Pricing: from $5000 per seat, depending on the configuration and the complexity of the call centre.
Contact: (03) 9810 3637 or (02) 9436 6675www.pascom.com.au Philips Speech ProcessingNatural dialogue solutionsPhilips Speech Processing's natural dialogue platform SpeechMania and SpeechPearl speech recognition engines are used for banking, travel, auto attendants speech portals and white and yellow pages automation.
Pricing: on application
Contact: (02) 9925 3337
TeamPoint and WebPoint
The Point CRM product solutions are based on two architectures:
TeamPoint client/server solution: CentrePoint; CarePoint; MarketPoint; SalesPoint; and MobilePoint.
WebPoint the HTML/browser solution: Customer Portal, Enter-prise or Agent Portal, and Partner Portal.
Both can interact to give a multichannel solution across call centres (centralised and distributed) sales groups, marketing departments plus road and office-based service groups.
Pricing: on application
Contact: (02) 9957 4860 or (03) 9654 0498www.pointaustralia.comRockwell Electronic CommerceRockwell Electronic Commerce creates contact centre technology for use across the entire enterprise based on open standards, reliability and rapid return on investment.
Products feature Automatic Call Distributors (ACD), Computer Telephony Integration (CTI), call scripting, personal announcement, screen pops, remote agents, skills based routing, intelligent queuing, comprehensive reporting and multimedia.
Pricing: depends on configuration.
Contact: (02) 9959 1806

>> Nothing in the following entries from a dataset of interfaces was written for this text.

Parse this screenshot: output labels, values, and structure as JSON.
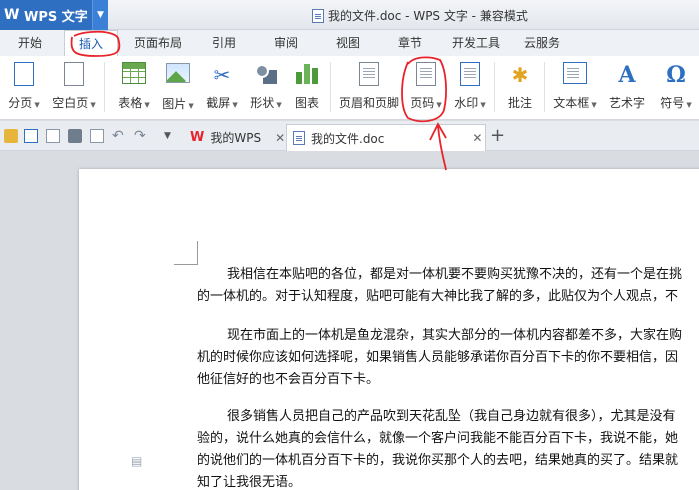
{
  "app": {
    "name": "WPS 文字",
    "window_title": "我的文件.doc - WPS 文字 - 兼容模式"
  },
  "menu_tabs": [
    "开始",
    "插入",
    "页面布局",
    "引用",
    "审阅",
    "视图",
    "章节",
    "开发工具",
    "云服务"
  ],
  "active_menu_tab": "插入",
  "ribbon": {
    "page_break": "分页",
    "blank_page": "空白页",
    "table": "表格",
    "picture": "图片",
    "screenshot": "截屏",
    "shape": "形状",
    "chart": "图表",
    "header_footer": "页眉和页脚",
    "page_number": "页码",
    "watermark": "水印",
    "comment": "批注",
    "textbox": "文本框",
    "wordart": "艺术字",
    "symbol": "符号"
  },
  "doc_tabs": [
    {
      "label": "我的WPS",
      "icon": "wps-logo-icon"
    },
    {
      "label": "我的文件.doc",
      "icon": "document-icon"
    }
  ],
  "document": {
    "paragraphs": [
      [
        "我相信在本贴吧的各位，都是对一体机要不要购买犹豫不决的，还有一个是在挑",
        "的一体机的。对于认知程度，贴吧可能有大神比我了解的多，此贴仅为个人观点，不"
      ],
      [
        "现在市面上的一体机是鱼龙混杂，其实大部分的一体机内容都差不多，大家在购",
        "机的时候你应该如何选择呢，如果销售人员能够承诺你百分百下卡的你不要相信，因",
        "他征信好的也不会百分百下卡。"
      ],
      [
        "很多销售人员把自己的产品吹到天花乱坠（我自己身边就有很多），尤其是没有",
        "验的，说什么她真的会信什么，就像一个客户问我能不能百分百下卡，我说不能，她",
        "的说他们的一体机百分百下卡的，我说你买那个人的去吧，结果她真的买了。结果就",
        "知了让我很无语。"
      ]
    ]
  },
  "colors": {
    "accent": "#2f6fc2",
    "annotation": "#e8232b"
  }
}
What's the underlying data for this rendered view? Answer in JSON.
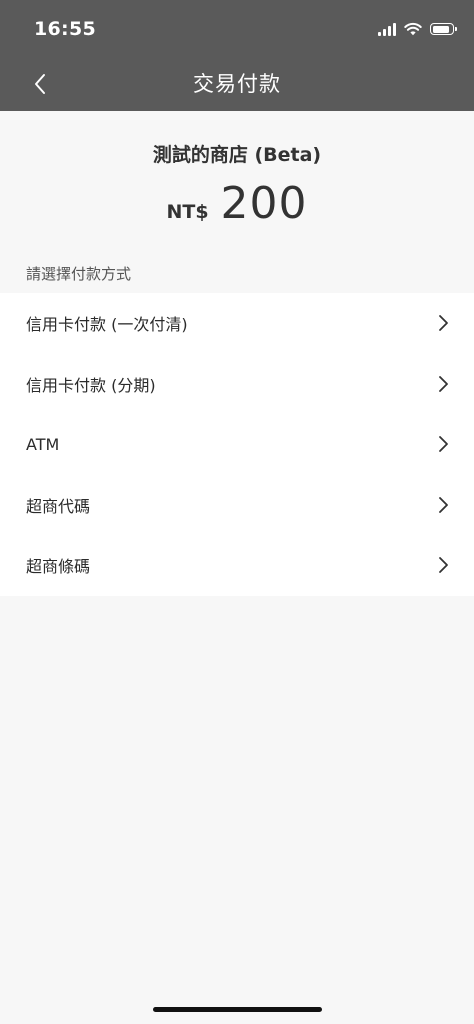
{
  "status_bar": {
    "time": "16:55",
    "icons": [
      "cellular-signal-icon",
      "wifi-icon",
      "battery-icon"
    ]
  },
  "nav": {
    "back_icon": "chevron-left-icon",
    "title": "交易付款"
  },
  "order": {
    "store_name": "測試的商店 (Beta)",
    "currency": "NT$",
    "amount": "200"
  },
  "payment": {
    "section_label": "請選擇付款方式",
    "methods": [
      {
        "label": "信用卡付款 (一次付清)"
      },
      {
        "label": "信用卡付款 (分期)"
      },
      {
        "label": "ATM"
      },
      {
        "label": "超商代碼"
      },
      {
        "label": "超商條碼"
      }
    ]
  },
  "colors": {
    "header_bg": "#5a5a5a",
    "page_bg": "#f7f7f7",
    "list_bg": "#ffffff",
    "text": "#333333"
  }
}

The Tivoli Service Desk suite consists of three integrated, knowledge-based applications:problem management: provides interaction and request management; problem resolution; integration with network and systems platforms; and self help tools.change management: for control over the process involved in making any alterations to IT infrastructure.asset management: works as a complementary solution with asset discovery tools provided by Tivoli or from other software vendors to offer an organisation a collaborative' view of its assets.
Supported platforms include Windows NT, Solaris 2.5 and HP/UX 10.x, OS/2 (Warp 3 or Warp 4). Clients are supported on any platform capable of running a Web browser.
Pricing: Tivoli Service Desk is $9920
Contact: 13 2426